Neurotypical syndrome is a neurobiological disorder characterized by preoccupation with social concerns, delusions of superiority, and obsession with conformity. Neurotypical individuals often assume that their experience of the world is either the only one, or the only correct one. NTs find it difficult to be alone and are often intolerant of seemingly minor differences in others. When in groups NTs are socially and behaviorally rigid, and frequently insist on the performance of dysfunctional, destructive, and even impossible rituals as a way of maintaining group identity. NTs find it difficult to communicate directly, and have a much higher incidence of lying as compared to persons on the autistic spectrum.
What is the cause?
NT is believed to be genetic in origin.

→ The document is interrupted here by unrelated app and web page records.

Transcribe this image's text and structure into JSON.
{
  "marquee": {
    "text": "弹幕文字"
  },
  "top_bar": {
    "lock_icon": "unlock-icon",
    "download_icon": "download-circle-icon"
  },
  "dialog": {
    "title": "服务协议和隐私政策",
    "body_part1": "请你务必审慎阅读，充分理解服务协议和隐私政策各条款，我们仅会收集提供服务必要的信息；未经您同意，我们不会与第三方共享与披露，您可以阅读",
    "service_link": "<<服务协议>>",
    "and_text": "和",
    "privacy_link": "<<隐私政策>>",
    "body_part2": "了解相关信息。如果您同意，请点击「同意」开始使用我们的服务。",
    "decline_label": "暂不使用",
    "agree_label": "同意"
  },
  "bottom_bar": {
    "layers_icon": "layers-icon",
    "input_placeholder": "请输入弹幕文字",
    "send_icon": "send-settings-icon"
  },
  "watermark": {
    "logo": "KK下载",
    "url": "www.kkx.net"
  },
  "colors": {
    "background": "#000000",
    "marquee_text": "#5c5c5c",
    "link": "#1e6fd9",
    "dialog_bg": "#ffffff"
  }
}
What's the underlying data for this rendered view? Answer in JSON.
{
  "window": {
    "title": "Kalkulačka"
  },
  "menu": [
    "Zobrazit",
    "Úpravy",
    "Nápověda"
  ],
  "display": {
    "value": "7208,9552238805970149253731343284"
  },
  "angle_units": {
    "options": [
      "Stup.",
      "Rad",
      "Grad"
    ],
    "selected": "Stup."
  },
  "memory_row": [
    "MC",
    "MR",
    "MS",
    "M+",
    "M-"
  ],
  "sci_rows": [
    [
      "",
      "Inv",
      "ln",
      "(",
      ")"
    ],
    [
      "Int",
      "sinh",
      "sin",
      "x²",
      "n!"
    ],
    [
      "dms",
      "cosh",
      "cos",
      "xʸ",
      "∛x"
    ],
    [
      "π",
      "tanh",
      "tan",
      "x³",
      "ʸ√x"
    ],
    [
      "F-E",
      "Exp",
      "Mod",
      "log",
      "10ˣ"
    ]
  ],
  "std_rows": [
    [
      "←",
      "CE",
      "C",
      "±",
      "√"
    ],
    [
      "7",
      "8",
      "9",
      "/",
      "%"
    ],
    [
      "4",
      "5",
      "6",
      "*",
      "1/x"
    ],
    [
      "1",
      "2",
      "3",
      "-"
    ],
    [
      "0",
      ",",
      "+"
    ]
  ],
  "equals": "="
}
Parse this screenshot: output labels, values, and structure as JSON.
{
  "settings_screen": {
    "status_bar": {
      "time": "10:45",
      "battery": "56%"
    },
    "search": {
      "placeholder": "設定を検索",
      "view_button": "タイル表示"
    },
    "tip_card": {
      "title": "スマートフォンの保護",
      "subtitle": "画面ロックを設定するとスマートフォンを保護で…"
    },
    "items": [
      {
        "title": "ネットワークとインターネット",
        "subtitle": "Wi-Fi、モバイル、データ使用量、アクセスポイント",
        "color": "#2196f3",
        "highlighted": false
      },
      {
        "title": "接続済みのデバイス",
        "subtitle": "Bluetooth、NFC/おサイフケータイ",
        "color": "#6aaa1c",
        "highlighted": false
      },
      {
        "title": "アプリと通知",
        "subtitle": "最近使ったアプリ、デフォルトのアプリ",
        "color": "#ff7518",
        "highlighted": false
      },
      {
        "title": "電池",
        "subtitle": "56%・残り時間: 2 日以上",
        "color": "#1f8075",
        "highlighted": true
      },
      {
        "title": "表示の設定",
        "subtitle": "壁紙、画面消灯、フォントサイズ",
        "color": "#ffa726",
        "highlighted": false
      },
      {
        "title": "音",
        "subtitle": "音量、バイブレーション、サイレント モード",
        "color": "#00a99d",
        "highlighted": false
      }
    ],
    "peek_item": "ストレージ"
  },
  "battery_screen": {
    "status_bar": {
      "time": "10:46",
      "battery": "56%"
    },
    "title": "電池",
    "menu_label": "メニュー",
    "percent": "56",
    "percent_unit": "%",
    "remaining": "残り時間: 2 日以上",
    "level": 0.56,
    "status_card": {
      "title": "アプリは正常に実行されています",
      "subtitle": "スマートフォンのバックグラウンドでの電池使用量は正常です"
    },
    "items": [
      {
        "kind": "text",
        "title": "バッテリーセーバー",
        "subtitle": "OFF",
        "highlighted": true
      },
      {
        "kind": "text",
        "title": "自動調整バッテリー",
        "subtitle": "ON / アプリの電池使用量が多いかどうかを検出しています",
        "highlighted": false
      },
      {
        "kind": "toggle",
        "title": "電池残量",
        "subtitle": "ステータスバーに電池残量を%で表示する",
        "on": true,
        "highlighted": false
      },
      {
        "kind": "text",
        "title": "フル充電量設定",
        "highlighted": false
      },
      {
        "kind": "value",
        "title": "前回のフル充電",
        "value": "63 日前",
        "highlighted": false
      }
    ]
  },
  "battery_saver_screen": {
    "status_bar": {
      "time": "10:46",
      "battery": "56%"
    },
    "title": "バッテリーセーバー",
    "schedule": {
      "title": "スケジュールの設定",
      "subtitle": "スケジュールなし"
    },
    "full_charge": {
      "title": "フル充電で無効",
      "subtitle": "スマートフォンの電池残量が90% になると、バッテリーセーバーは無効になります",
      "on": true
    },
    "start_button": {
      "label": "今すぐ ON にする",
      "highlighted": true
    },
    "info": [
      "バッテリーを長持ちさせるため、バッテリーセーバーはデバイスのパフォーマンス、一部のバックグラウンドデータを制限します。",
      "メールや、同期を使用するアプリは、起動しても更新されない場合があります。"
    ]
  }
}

Autopsies have shown the brain of the neurotypical to be typically smaller than that of an autistic individual and to have overdeveloped areas related to social behavior.
How common is it?
Tragically, as many as 149 out of every 150 individuals might be neurotypical.
Is there any treatment for NT?
There is no known cure for Neurotypical syndrome, however, many NTs have learned to compensate for their disabilities and interact normally with autistic persons.
-information from the Institute for the Study of the Neurologically Typical